Spot each line in the records below where the word "date" occurs, then copy it.

Dataset rows for apps and sites
= = = = =

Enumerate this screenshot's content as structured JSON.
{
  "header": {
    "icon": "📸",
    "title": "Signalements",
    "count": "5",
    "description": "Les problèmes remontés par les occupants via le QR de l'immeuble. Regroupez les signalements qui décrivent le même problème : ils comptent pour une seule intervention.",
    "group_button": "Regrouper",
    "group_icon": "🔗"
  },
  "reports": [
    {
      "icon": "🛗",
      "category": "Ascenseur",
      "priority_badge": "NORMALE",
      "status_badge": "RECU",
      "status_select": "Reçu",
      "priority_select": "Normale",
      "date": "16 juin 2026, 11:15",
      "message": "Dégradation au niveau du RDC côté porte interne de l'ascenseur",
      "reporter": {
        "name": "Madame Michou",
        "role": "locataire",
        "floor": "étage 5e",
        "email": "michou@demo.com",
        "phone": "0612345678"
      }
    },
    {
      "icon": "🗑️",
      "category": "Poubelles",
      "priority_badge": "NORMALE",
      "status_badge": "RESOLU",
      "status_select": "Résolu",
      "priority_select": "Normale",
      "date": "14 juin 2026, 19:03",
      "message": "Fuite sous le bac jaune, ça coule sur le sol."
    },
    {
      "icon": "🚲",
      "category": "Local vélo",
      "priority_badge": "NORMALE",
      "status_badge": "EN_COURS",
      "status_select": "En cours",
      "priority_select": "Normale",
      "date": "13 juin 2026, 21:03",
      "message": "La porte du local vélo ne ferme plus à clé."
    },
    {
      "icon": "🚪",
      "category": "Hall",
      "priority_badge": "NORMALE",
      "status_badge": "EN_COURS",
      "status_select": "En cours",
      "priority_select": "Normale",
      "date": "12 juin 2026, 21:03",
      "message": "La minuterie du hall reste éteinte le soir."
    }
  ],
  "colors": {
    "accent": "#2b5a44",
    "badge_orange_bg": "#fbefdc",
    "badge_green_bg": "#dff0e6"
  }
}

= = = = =

§ TASK OUTPUT:
      "date": "16 juin 2026, 11:15",
      "date": "14 juin 2026, 19:03",
      "date": "13 juin 2026, 21:03",
      "date": "12 juin 2026, 21:03",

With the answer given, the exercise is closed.